  • The Trust for Public Land in San Francisco, Calif. with a grant of $326,025 to support the implementation of outdoor, arts-based community-building programs in American Muslim communities in Washington and Minnesota, a project it will undertake with its partner Springboard for the Arts, American Muslim artists and place-based community organizations;
  • Unity Productions Foundation in Silver Spring, Md. with a grant of $287,500 to support the “Unfold Your Own Myth” project, a workshop series that will leverage the power of story in overcoming trauma and loss among refugees, immigrants and Muslims;
  • University of Iowa Center for Advancement in Iowa City, Iowa with a grant of $212,750 to support the expansion of the University of Iowa International Writing Program’s “Between the Lines: Identity & Belonging” project, an evidence-based program for helping Muslim and non-Muslim high school students rewrite their perspectives;
  • University of Michigan-Dearborn's Center for Arab American Studies in Dearborn, Mich. with a grant of $95,807 to support the expansion of the “Halal Metropolis” project; and
  • Young Audiences Arts for Learning New Jersey & Eastern Pennsylvania in Princeton, N.J. with a grant of$136,385 to support “United We Create,” a program offering performances, hands-on workshops, and teacher professional development for elementary aged children to learn about Muslim cultures and artforms.

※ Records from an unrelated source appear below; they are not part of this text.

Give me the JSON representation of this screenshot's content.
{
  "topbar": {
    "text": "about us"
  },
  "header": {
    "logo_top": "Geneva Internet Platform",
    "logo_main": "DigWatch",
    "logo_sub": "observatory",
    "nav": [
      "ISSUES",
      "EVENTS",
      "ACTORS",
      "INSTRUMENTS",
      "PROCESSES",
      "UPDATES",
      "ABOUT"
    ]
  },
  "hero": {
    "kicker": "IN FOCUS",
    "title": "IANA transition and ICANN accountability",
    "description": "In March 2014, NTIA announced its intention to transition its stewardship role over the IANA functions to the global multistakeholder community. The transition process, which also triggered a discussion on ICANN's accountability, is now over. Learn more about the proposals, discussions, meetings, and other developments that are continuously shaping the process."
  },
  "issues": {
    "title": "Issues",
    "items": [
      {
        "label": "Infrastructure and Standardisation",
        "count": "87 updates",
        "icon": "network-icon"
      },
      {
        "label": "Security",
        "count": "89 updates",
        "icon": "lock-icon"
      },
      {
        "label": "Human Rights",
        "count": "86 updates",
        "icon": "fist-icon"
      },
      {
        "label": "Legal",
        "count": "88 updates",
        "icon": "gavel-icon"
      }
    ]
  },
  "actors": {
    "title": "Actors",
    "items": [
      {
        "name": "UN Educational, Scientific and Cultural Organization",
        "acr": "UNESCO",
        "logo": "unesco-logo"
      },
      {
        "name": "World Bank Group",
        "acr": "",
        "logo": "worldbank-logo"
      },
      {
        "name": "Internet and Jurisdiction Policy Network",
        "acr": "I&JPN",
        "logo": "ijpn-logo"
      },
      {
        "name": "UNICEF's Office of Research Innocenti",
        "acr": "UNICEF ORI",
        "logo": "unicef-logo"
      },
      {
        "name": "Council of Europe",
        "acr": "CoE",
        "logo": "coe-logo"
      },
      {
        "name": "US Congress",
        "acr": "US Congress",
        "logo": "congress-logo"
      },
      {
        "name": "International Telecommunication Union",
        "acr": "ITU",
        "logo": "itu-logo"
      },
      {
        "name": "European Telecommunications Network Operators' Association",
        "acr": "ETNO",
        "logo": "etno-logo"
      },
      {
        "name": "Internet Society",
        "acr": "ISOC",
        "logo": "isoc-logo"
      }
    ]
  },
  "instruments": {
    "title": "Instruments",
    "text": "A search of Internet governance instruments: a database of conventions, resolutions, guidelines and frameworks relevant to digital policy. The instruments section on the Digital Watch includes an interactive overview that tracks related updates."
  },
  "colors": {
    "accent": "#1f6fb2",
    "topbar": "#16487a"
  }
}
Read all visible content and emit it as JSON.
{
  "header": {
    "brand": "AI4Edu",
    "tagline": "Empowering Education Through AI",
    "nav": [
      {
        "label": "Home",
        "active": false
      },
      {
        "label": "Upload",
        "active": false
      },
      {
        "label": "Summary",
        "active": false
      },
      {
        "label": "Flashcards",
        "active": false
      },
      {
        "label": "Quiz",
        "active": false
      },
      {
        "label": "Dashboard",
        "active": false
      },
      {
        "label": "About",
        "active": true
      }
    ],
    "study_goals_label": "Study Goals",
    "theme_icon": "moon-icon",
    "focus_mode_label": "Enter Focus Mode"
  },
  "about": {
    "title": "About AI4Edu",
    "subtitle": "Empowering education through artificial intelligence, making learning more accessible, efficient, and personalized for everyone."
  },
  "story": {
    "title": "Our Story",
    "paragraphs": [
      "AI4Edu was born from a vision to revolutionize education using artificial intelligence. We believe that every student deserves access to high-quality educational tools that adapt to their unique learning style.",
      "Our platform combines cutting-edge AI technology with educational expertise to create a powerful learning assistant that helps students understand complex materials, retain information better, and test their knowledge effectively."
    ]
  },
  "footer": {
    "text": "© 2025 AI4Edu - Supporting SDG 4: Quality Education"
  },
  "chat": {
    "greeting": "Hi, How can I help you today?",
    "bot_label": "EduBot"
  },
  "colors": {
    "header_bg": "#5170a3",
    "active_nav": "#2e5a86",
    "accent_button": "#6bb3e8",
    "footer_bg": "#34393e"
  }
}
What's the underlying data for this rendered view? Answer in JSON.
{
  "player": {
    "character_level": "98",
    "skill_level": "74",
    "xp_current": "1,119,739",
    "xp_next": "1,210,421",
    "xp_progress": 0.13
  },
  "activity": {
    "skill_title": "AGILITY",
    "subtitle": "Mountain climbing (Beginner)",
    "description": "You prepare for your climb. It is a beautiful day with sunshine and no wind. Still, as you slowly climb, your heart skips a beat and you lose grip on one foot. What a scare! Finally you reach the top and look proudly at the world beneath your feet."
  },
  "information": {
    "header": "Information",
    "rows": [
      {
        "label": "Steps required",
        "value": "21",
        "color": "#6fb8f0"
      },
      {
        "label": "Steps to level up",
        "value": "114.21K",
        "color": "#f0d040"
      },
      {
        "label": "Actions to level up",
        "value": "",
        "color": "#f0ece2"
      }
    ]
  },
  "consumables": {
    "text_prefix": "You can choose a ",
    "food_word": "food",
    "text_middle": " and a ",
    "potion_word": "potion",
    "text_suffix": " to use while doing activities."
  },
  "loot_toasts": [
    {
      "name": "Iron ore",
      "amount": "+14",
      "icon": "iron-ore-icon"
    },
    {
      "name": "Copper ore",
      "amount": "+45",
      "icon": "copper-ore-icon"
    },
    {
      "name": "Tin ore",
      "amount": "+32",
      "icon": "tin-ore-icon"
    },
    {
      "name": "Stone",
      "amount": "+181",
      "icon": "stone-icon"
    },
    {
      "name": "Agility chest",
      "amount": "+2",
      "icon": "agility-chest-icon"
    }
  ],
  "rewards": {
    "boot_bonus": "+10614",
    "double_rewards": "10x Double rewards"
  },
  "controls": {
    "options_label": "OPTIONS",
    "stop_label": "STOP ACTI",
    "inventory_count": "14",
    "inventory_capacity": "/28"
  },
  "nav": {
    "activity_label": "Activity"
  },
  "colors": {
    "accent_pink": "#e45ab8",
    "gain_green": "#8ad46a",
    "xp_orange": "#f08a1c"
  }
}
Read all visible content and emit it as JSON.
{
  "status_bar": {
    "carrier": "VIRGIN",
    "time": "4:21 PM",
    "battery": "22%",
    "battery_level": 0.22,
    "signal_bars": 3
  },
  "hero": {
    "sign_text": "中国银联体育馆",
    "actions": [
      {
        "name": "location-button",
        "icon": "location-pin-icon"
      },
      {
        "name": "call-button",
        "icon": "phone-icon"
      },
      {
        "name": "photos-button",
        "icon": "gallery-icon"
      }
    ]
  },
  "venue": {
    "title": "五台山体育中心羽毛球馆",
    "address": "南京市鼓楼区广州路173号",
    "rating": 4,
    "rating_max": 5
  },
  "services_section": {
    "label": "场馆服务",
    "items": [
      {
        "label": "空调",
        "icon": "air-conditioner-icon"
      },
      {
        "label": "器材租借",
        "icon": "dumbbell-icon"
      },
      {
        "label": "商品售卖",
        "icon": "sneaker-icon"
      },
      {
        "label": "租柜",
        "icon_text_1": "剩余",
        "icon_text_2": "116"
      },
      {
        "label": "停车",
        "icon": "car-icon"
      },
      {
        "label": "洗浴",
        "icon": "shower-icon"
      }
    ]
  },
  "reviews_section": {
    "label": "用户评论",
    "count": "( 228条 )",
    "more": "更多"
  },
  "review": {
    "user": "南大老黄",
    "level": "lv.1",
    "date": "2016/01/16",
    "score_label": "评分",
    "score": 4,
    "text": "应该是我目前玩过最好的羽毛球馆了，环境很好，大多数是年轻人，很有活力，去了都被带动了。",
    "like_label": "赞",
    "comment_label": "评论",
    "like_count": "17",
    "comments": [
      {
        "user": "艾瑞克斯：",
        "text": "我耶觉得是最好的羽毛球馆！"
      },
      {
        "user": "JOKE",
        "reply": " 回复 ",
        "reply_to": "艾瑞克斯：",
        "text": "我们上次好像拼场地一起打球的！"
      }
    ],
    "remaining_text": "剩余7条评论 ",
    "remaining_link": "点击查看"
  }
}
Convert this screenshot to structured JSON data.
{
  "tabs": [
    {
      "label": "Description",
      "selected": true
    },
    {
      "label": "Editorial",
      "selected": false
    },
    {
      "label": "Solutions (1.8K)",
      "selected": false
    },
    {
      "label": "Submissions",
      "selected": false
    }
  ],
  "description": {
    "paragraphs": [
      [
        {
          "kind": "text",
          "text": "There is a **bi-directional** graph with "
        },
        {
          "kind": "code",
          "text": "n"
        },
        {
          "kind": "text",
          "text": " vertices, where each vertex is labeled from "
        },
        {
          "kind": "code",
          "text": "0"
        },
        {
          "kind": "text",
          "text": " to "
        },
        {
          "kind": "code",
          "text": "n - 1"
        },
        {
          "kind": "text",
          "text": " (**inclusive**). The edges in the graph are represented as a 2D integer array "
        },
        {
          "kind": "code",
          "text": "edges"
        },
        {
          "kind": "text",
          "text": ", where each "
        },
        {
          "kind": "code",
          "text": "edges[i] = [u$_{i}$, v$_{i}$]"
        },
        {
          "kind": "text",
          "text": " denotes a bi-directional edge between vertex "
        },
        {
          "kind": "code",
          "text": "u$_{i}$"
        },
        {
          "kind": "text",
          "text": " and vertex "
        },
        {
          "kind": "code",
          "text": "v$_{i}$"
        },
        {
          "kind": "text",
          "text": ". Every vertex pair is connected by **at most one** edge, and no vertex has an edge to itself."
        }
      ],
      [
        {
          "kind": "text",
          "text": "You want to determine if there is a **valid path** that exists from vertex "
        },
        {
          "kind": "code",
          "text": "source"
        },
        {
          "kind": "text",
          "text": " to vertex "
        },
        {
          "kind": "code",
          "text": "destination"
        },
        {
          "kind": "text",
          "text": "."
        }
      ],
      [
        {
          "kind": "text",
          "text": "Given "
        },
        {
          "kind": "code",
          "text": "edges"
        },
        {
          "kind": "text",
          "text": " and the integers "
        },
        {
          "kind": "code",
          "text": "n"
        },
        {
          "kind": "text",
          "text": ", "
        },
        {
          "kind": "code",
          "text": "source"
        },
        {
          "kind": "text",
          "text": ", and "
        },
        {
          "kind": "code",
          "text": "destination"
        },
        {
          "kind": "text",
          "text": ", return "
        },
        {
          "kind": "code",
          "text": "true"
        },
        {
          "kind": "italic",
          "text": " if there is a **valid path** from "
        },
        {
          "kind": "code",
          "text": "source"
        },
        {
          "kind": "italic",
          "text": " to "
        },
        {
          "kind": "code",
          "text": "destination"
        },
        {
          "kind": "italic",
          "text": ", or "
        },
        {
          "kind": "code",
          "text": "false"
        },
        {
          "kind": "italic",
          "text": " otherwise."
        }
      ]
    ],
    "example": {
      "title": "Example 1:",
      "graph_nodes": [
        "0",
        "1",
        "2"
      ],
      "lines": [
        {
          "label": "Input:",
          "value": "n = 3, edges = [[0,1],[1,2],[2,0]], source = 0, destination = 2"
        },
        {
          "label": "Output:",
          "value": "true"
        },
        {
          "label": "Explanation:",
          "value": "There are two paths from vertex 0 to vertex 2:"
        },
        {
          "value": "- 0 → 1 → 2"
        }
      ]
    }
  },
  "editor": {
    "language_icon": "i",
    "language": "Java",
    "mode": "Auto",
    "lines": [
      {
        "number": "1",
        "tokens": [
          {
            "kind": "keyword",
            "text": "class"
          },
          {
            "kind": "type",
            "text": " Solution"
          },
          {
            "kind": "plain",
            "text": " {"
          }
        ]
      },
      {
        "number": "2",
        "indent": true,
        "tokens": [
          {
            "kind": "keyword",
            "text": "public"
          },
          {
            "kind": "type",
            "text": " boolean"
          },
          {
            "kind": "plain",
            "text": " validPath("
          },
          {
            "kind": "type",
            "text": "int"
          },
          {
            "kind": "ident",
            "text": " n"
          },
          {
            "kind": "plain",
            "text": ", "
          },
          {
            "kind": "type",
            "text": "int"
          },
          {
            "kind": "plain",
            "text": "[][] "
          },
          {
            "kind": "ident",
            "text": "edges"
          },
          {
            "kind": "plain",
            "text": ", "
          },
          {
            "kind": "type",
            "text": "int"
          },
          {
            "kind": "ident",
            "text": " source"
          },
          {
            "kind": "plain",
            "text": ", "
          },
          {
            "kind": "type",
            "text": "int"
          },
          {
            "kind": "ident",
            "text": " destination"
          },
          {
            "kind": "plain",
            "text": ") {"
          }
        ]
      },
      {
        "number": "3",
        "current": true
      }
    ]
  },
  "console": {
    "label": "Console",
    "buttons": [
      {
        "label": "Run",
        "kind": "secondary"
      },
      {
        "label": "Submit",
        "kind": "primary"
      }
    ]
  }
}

About the Building Bridges Program of the Doris Duke Foundation for Islamic Art
The Building Bridges Program is the grant-making arm of the Doris Duke Foundation for Islamic Art, which is an extension of the Doris Duke Charitable Foundation. The program supports national efforts, working with U.S. Muslims, to increase mutual understanding among diverse populations for the benefit of building stronger, more inclusive communities. The mission of DDFIA is to promote the study, understanding and appreciation of Muslim arts and cultures. For more information, please visit

Media Contacts:

Kristin Roth-Schrefer, Communications Director / 212.974.7003

Delaney Dryfoos, Communications Assistant / 212.974.7006